**REQUIRED ACTION**
Return the data exactly, with all pictures removed.

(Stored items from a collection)
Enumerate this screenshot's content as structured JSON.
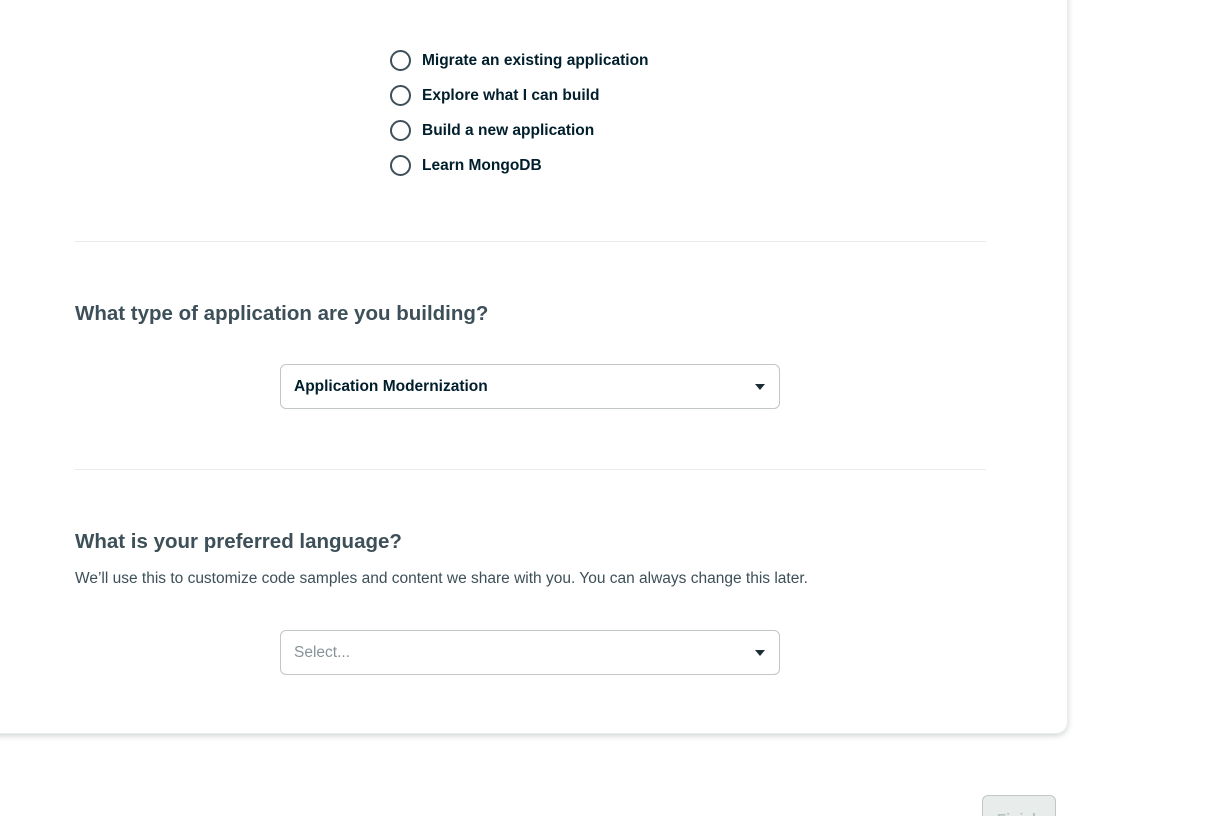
{
  "goal_options": [
    {
      "label": "Migrate an existing application"
    },
    {
      "label": "Explore what I can build"
    },
    {
      "label": "Build a new application"
    },
    {
      "label": "Learn MongoDB"
    }
  ],
  "app_type": {
    "question": "What type of application are you building?",
    "selected_value": "Application Modernization"
  },
  "language": {
    "question": "What is your preferred language?",
    "description": "We’ll use this to customize code samples and content we share with you. You can always change this later.",
    "placeholder": "Select..."
  },
  "footer": {
    "finish_label": "Finish"
  },
  "icons": {
    "radio": "radio-unchecked-icon",
    "caret": "caret-down-icon"
  },
  "colors": {
    "text_primary": "#001e2b",
    "text_secondary": "#3d4f58",
    "border": "#c1c7c6",
    "divider": "#e8edeb",
    "placeholder": "#889397",
    "button_disabled_bg": "#e8edeb"
  }
}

**ANSWER TO THE PROBLEM**
Enumerate this screenshot's content as structured JSON.
{
  "goal_options": [
    {
      "label": "Migrate an existing application"
    },
    {
      "label": "Explore what I can build"
    },
    {
      "label": "Build a new application"
    },
    {
      "label": "Learn MongoDB"
    }
  ],
  "app_type": {
    "question": "What type of application are you building?",
    "selected_value": "Application Modernization"
  },
  "language": {
    "question": "What is your preferred language?",
    "description": "We’ll use this to customize code samples and content we share with you. You can always change this later.",
    "placeholder": "Select..."
  },
  "footer": {
    "finish_label": "Finish"
  },
  "icons": {
    "radio": "radio-unchecked-icon",
    "caret": "caret-down-icon"
  },
  "colors": {
    "text_primary": "#001e2b",
    "text_secondary": "#3d4f58",
    "border": "#c1c7c6",
    "divider": "#e8edeb",
    "placeholder": "#889397",
    "button_disabled_bg": "#e8edeb"
  }
}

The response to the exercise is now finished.